Danube Water Transport Can Be Green
Vienna, 11 March 2008 - The first-ever `Joint Statement on Guiding Principles for the Development of Inland Navigation and Environmental Protection in the Danube River Basin´ was launched today. The interdisciplinary process to create the Joint Statement was led by the ICPDR, the Danube Commission on Navigation and the International Commission for the Sava River Basin.
Vienna, 11 March 2008 - The first-ever `Joint Statement on Guiding Principles for the Development of Inland Navigation and Environmental Protection in the Danube River Basin´ was launched today.
The interdisciplinary process to create the Joint Statement was led by the Vienna-based International Commission for the Protection of the Danube River (ICPDR), the Budapest-based Danube Commission on Navigation and the Zagreb-based International Commission for the Sava River Basin (a Danube sub-basin). Over 50 stakeholders including 12 basin governments and 22 industry and environmental interest groups also participated in the year-long process.
Participants generated a common understanding about the protection of the riverine environment and the necessary conditions for developing sustainable inland navigation in an intact riverine landscape. This includes how to maintain the existing infrastructure such as the navigation channel, sluices and ports and how to improve navigation without causing conflicts.

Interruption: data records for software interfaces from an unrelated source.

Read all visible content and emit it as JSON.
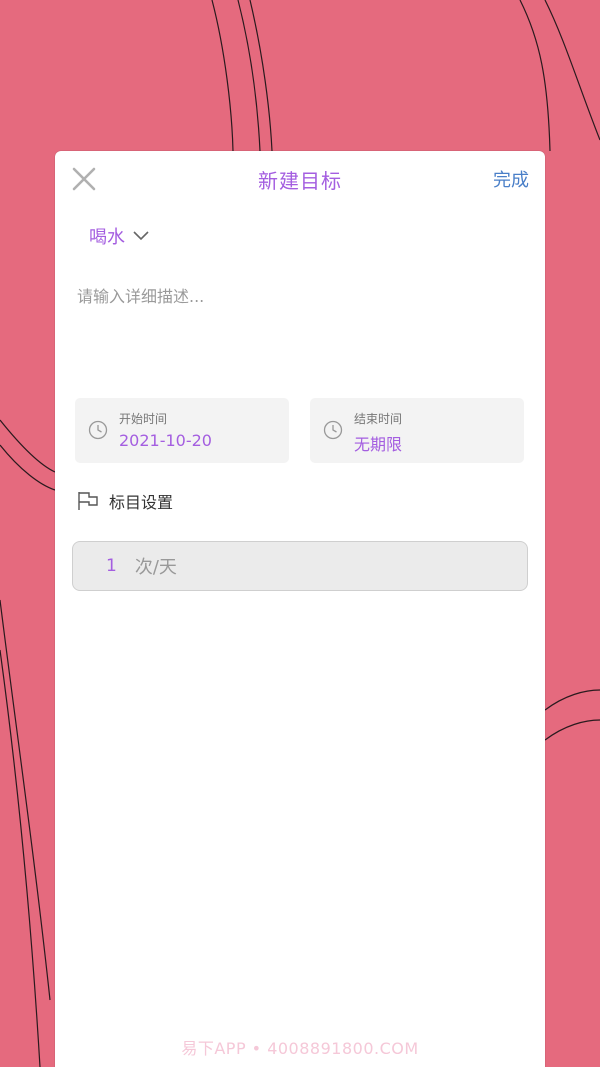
{
  "header": {
    "title": "新建目标",
    "done_label": "完成"
  },
  "category": {
    "label": "喝水"
  },
  "description": {
    "placeholder": "请输入详细描述...",
    "value": ""
  },
  "start_time": {
    "caption": "开始时间",
    "value": "2021-10-20"
  },
  "end_time": {
    "caption": "结束时间",
    "value": "无期限"
  },
  "target": {
    "label": "标目设置",
    "count": "1",
    "unit": "次/天"
  },
  "watermark": "易下APP • 4008891800.COM",
  "colors": {
    "background": "#e56a7e",
    "accent": "#a45ee0",
    "done": "#4a7fc8"
  }
}
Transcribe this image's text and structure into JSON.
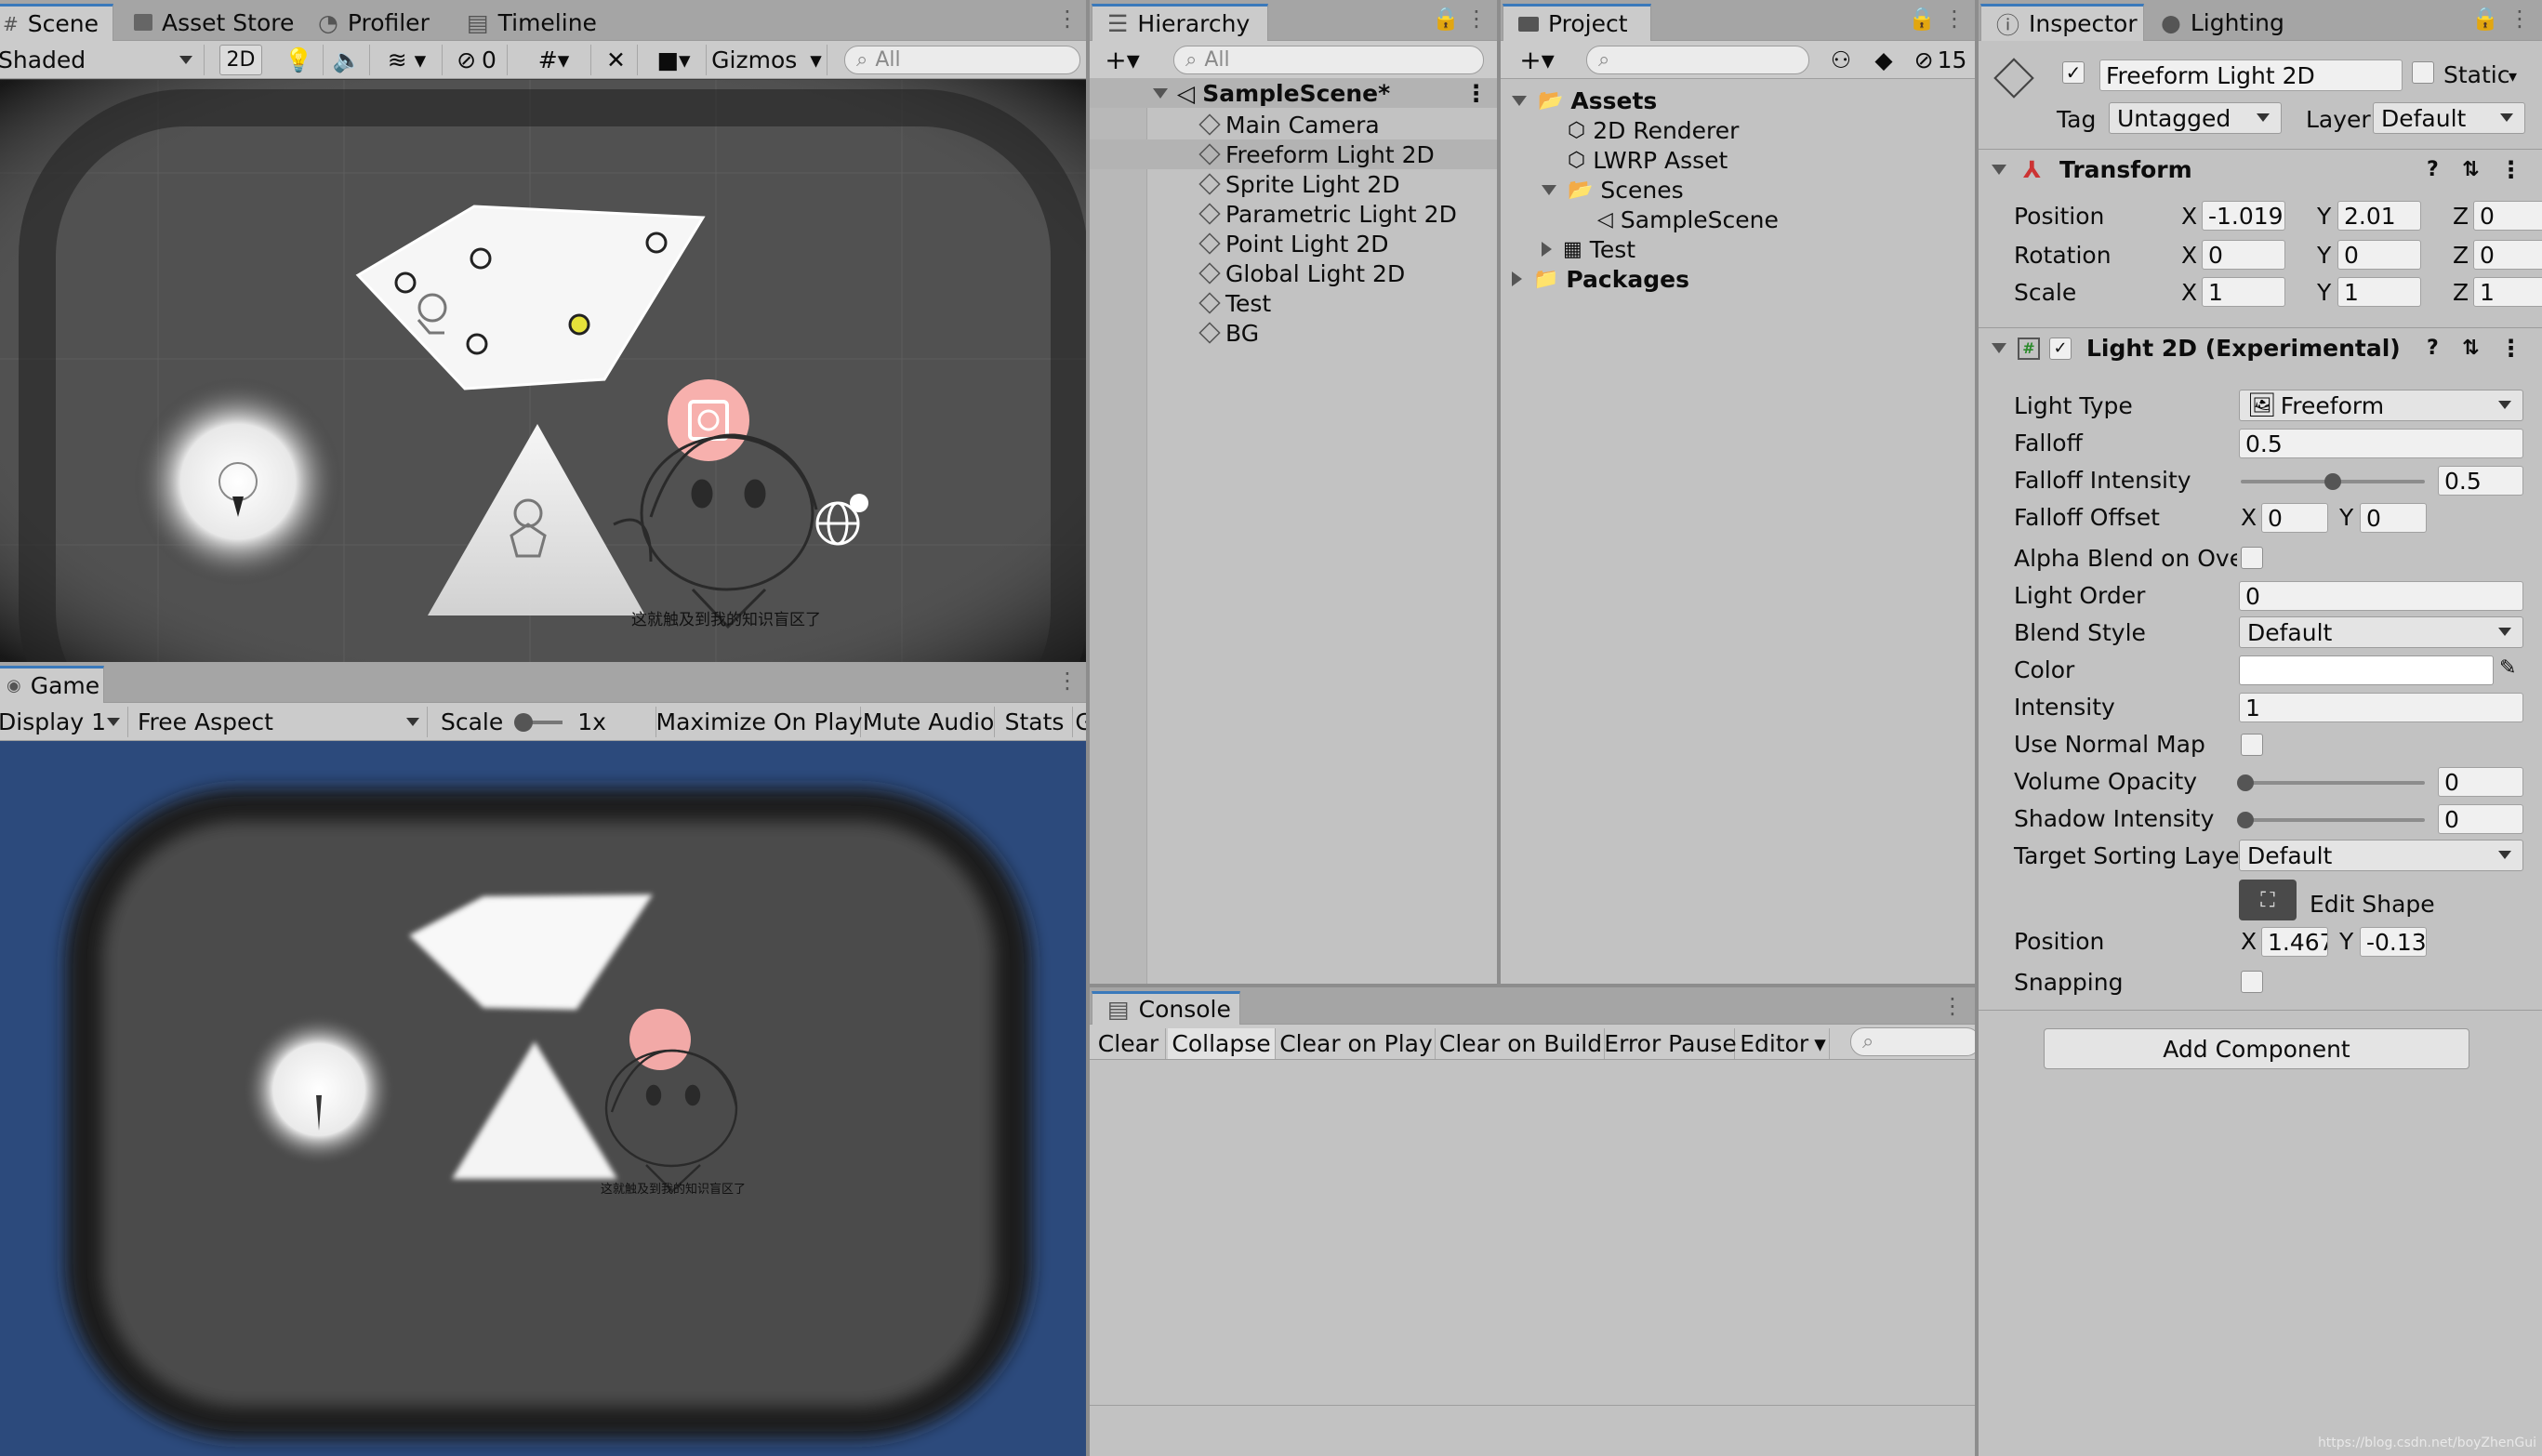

“One major result is that all participants – from developers to conservationists -- agreed that inland navigation, if done properly, can be a sustainable mode of transport,” said Milovan Bozinovic, President of the Danube Commission. “Another is that the Statement provides a set of principles, again agreed by all, that guide how the development of navigation projects can and should be done properly,” added Dejan Komatina, Secretary of the Sava Commission.
One key principle is the need for an interdisciplinary planning process from the beginning of a project that includes: environment, water management and transport ministries; scientists in river engineering, navigation, ecology, spatial planning, tourism and economics; and other stakeholders such as environmental NGOs and the private sector. Other principles include minimizing the impacts of engineering interventions, using non-structural measures (e.g. improved fleets, technologies and information systems) and applying environmental impact assessments with public input.
The initiation of the Joint Statement was driven by concerns that some planned Danube navigation projects could conflict with the EU Water Framework Directive -- water protection legislation that obliges EU Member States to reach a `good´ status for all European waters by 2015 – and the desire to improve the navigation conditions on the Danube. In 2004, the ICPDR’s `Danube River Basin Analysis´ had identified past alterations caused by navigation as one of the factors behind overall ecological status degradation in the basin.
There was further concern about EU plans to make the Danube a major transport corridor under EU Trans-European Transport (TEN-T) guidelines. The plans were intended to provide a sustainable solution to commercial transport, especially road transit, along the Danube corridor which had increased by over 100 per cent in nearly all Danube countries in the last decade. The plans, however, also drove a wave of proposals for investments in new waterway infrastructure in the Danube Basin, and increasing concern over their potential impact on the river ecology.
In response, the Joint Statement further recognizes the need to abide by the Water Framework Directive, in particular the `river basin management plans´ for the Danube and Sava basins to be prepared by 2009. These plans will include measures to protect and restore aquatic ecological systems and to reduce the negative past and potential impacts from navigation development.
“Once a decision-maker or a water manager in the Danube Basin reads this guide before starting a new navigation project, then he or she will realize that having a multi-use river system that benefits ships, people and ecology is both possible and obligatory,” said ICPDR Executive Secretary Philip Weller “And while this Joint Statement was created for Danube users, we believe that its comprehensiveness, scope and principles are applicable and valuable anywhere in the world.”